▸ HOW TO COMPLETE THIS TASK: Copy all lines in the data that contain the string "координатами".

▸ MATERIAL SUPPLIED:

#####

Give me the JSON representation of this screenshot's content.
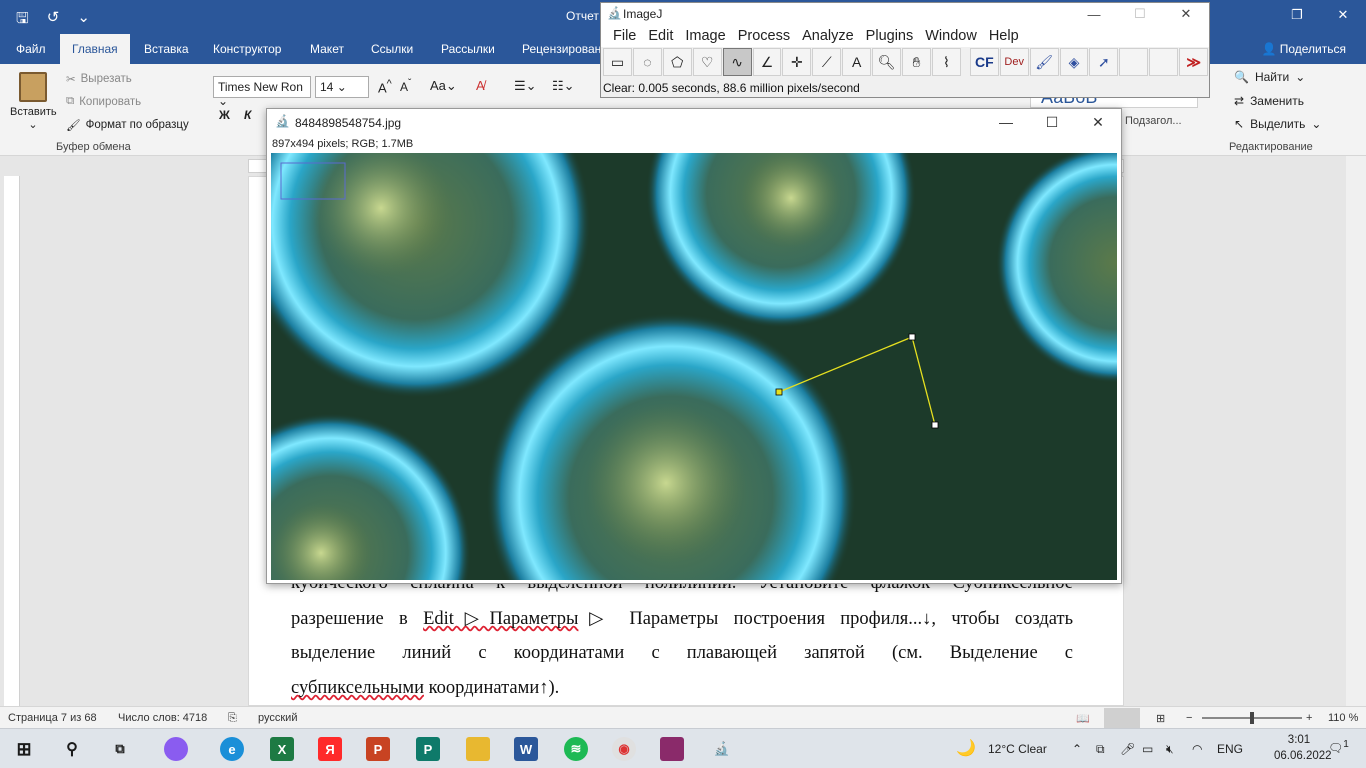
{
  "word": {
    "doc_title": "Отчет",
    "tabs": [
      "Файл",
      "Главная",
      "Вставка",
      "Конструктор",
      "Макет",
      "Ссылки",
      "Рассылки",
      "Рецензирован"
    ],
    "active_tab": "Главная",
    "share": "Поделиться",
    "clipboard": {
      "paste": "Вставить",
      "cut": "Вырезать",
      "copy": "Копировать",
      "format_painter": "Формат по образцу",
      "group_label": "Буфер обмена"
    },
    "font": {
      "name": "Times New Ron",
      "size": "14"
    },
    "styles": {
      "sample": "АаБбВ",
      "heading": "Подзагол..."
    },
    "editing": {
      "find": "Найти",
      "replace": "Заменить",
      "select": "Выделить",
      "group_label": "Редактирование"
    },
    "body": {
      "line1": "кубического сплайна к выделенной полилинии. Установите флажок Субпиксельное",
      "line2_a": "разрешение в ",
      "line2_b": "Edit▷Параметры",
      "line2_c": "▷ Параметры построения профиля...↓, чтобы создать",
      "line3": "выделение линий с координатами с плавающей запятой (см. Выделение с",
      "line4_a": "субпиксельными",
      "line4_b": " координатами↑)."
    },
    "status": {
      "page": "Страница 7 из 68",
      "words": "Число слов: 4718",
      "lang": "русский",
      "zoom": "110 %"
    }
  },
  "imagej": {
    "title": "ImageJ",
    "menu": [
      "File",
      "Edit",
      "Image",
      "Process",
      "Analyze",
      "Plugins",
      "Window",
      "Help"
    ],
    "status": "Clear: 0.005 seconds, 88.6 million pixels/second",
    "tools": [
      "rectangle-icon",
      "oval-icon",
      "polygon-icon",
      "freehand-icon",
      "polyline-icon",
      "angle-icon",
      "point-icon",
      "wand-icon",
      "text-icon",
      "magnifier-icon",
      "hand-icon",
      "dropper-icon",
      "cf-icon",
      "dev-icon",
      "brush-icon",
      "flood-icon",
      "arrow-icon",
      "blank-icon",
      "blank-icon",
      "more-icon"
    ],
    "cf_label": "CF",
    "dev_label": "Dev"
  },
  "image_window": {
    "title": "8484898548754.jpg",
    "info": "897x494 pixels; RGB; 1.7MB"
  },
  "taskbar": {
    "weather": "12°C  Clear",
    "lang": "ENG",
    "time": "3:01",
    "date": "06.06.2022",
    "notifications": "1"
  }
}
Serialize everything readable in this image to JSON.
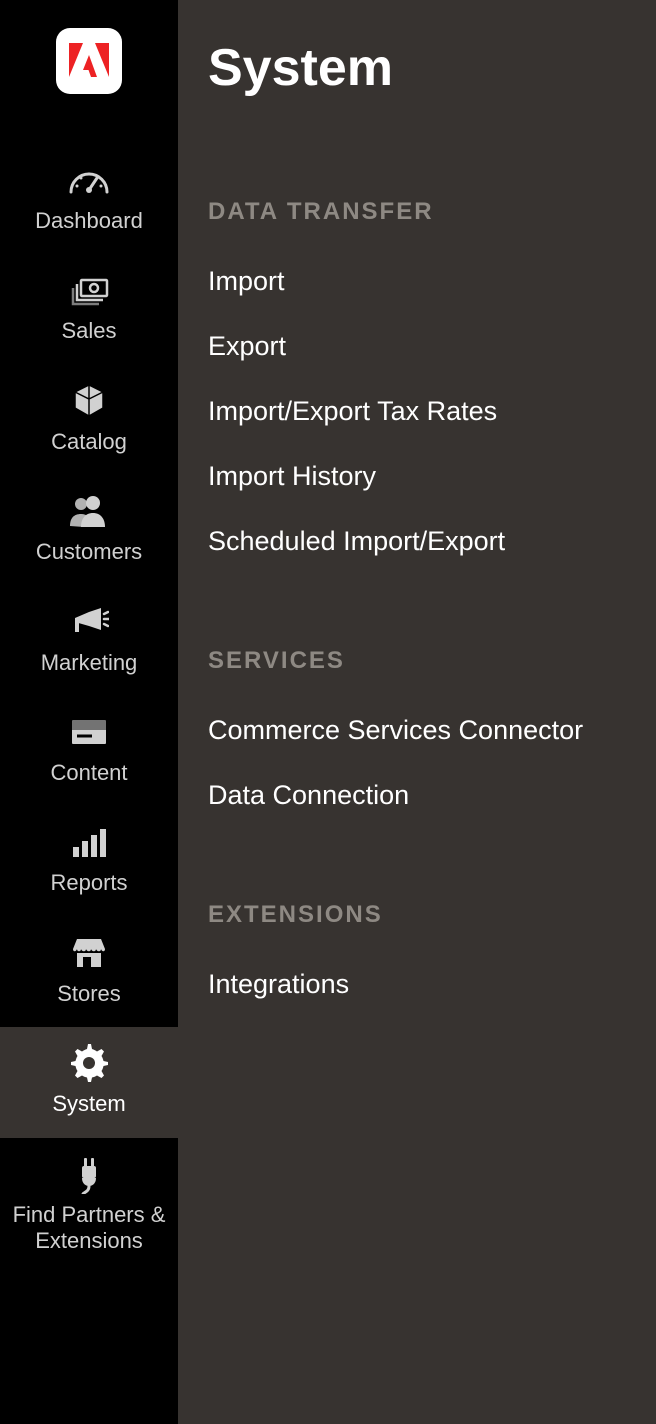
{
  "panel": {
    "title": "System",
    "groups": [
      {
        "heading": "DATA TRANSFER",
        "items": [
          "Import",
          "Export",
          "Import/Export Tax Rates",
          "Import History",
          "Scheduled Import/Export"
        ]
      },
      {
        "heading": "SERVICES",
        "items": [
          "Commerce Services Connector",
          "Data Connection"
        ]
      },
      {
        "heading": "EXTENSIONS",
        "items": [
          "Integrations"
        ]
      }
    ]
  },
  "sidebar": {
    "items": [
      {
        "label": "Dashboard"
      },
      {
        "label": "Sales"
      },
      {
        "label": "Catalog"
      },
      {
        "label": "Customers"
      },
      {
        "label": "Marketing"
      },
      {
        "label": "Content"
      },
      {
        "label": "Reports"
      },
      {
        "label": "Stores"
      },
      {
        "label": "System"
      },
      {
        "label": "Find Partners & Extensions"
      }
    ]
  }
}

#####

▸ TASK OUTPUT:
      "line3": "выделение линий с координатами с плавающей запятой (см. Выделение с",
      "line4_b": " координатами↑)."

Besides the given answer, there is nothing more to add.